There are several valid arguments in favour of special interest groups. These are well-rehearsed, and I acknowledge these and will not reiterate them here. However:
The AA basic text, Alcoholics Anonymous, describes us as people who normally would not mix. As soon as a group forms with some other unifying rallying point—alcoholism plus youth; alcoholism plus a profession; alcoholism plus a sexual orientation—that other rallying point can easily take centre stage. Some special interest groups can become more like social groups or pick-up joints (and that has been my lived experience; this is not speculation by an outsider).
Whilst such groups are non-restrictive in name, any common rallying point, even if secondary, will, in practice, prove exclusionary to those not in the subgroup, even where the participation of others is welcomed and encouraged.
One real problem with special interest groups is that they invariably affect all other groups in the catchment area. This is why they are all our business. A young person's group that drains the catchment area of young people and a gay and lesbian group that drains the catchment area of gays and lesbians will make it less likely that the remaining groups will be demographically representative of the population as a whole, and newcomers going to those other groups will be less likely to encounter people they identify with biographically.

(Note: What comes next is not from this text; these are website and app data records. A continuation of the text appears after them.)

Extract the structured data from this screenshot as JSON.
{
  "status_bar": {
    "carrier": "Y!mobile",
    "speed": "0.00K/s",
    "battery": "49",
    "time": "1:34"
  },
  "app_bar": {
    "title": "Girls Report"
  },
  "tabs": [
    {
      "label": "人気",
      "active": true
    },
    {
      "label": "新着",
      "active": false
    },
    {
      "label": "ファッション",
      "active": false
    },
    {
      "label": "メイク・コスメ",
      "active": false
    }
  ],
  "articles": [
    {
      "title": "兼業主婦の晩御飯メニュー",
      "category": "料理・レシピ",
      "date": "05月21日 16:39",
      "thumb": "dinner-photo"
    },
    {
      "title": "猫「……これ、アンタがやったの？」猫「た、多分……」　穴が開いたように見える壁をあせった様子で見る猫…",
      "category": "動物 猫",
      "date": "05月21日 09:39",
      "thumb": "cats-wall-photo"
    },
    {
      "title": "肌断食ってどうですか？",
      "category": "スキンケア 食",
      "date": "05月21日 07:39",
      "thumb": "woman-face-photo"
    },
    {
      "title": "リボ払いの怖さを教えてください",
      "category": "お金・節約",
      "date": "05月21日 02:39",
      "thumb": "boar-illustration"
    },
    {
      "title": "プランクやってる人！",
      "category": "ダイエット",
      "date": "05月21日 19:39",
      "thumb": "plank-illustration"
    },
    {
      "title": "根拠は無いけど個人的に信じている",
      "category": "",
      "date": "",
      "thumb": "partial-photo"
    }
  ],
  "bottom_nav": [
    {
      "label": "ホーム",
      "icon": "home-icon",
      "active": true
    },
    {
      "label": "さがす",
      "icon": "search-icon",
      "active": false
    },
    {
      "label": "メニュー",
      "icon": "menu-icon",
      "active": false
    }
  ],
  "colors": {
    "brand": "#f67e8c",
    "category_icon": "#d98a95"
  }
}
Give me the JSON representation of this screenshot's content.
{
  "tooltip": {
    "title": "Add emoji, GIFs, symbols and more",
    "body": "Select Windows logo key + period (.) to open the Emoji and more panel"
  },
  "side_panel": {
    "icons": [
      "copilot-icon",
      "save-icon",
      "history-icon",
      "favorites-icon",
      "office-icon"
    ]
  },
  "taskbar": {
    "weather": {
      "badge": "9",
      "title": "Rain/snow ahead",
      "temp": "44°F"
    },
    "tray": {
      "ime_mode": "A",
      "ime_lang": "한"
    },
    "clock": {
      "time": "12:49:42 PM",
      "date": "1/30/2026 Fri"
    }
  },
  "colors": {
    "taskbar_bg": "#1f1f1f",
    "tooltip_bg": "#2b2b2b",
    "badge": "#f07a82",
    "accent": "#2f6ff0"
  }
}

Lastly, my primary problem is alcoholism. My primary solution is the solution to alcoholism. It was a salutary lesson when I was new in AA that the solution might come through anyone—gay or straight, young or old, male or female, agreeable or objectionable. It is my belief that the motley crew of an AA group where we have nothing in common except a common condition and a common solution is the ideal and healthiest growth medium for a stellar recovery. Special interest groups, in my case, fostered a sense of being 'special and different', of having special needs beyond those of a common-or-garden alcoholic. I did not.
AA does not have any more of a problem attracting or keeping young alcoholics than it has attracting or keeping any other alcoholics. There are no specific problems experienced in these areas by young alcoholics, at least least not that I experienced as a 21-year-old in AA, 19, 20 years ago. No new structures are needed. No new programme is needed.
What is required is an adherence to the primary purpose of groups, the propagation of the Twelve Steps, the Twelve Traditions, and the Twelve Concepts in the areas of recovery, fellowship and service, and, most importantly, volunteer AA members willing to take up the many vacant service positions in the existing service structure.